Who are entrepreneurs? Sometimes they are the people who leave the corporate world to pursue their own dreams. In many cases, they may be individuals who have found themselves dislocated or “downsized” from a previous job. One characteristic is common to both groups, however: Entrepreneurs are self-made.
Most people aren’t born entrepreneurs; they develop into them. One prerequisite appears to be an individual decision that now is the time to take charge of one’s life. The experience may be difficult at times and the entrepreneur may even return to corporate life. Just as often, however, a difficult experience may serve to make the entrepreneur even more determined to succeed.
The Will to Succeed
Perhaps the most significant characteristic of entrepreneurs is their passionate attachment to their product or enterprise. They find it relatively easy to work long hours, often for less than they might earn in the corporate world. Corporations that have lost these individuals have lost the value of their successes, as well as the value of their failures, which often drives the individual to work even harder.
Against the Odds
Another significant characteristic of entrepreneurs is the way they perceive risk. An entrepreneur does not view risk quantitatively or statistically, as those less passionate tend to view it. Entrepreneurs believe the odds are directly affected by their own skills and efforts. Consequently, while entrepreneurs take initiatives that others would view as risks, entrepreneurs see these initiatives as moving one step at a time toward their goals. This does not mean they are unaware of the risks; to be in touch with reality entails accepting responsibility for failure. Entrepreneurs know they have no one to blame but themselves if they fail.
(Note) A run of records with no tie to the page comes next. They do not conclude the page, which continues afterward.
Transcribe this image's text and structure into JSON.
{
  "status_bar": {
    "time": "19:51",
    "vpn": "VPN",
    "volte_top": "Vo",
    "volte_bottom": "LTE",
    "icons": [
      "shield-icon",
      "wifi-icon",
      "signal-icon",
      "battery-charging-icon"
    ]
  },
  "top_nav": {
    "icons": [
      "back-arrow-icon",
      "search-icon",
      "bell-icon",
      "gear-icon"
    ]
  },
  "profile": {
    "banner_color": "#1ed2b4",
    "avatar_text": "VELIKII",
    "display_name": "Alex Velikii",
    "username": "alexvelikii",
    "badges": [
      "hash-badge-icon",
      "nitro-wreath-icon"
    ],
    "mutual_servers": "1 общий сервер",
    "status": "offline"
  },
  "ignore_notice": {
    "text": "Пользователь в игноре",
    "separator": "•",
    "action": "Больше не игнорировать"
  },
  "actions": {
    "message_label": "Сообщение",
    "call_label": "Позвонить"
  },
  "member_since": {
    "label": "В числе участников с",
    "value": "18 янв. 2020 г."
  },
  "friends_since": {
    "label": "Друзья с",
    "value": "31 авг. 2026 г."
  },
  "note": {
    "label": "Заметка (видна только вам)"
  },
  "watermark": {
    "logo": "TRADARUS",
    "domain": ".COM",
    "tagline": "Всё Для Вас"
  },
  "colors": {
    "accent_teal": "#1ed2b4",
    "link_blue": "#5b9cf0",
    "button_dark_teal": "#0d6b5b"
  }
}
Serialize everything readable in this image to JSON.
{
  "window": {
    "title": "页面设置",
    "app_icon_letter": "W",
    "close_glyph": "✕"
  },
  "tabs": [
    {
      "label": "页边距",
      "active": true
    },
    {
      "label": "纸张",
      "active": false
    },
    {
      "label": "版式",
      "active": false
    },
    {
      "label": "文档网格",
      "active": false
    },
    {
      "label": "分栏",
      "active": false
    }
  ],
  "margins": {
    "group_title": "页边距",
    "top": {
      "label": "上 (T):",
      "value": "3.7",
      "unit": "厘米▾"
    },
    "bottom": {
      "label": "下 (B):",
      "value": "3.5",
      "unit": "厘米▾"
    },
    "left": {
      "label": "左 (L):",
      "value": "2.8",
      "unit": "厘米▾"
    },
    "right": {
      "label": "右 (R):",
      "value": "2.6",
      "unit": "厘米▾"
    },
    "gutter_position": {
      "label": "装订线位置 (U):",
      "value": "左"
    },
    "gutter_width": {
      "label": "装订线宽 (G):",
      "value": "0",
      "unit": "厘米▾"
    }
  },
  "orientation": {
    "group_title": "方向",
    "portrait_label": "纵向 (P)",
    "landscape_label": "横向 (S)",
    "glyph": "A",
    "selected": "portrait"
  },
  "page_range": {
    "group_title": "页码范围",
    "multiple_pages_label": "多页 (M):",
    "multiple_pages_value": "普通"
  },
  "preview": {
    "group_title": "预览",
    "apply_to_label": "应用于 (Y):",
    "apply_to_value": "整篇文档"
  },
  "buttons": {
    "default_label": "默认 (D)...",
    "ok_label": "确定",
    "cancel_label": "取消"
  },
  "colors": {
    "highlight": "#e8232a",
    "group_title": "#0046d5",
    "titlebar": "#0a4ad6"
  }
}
Persevering through Trial and Error
Entrepreneurs, like other managers, make financial errors and miscalculations, but they often correct most of them before anyone notices—and learn from the error. The process of correcting an error, and of reacting to the consequences of a bad decision, builds fiber in managerial character. It makes the entrepreneur a stronger force in the economy, as well as a more confident leader in the marketplace. True entrepreneurial courage grows through taking control of your future, and experiencing the survival of a vision through both successful and not so successful decision making.
Is it possible for someone without these basic characteristics to develop entrepreneurial qualities? These characteristics can be developed by those who find themselves in an entrepreneurial situation, particularly if their early efforts are successful. Individuals soon learn they are in control of their own financial and employment destiny as they observe peers engaged in the entrepreneurial process and come to believe that they can do as well themselves!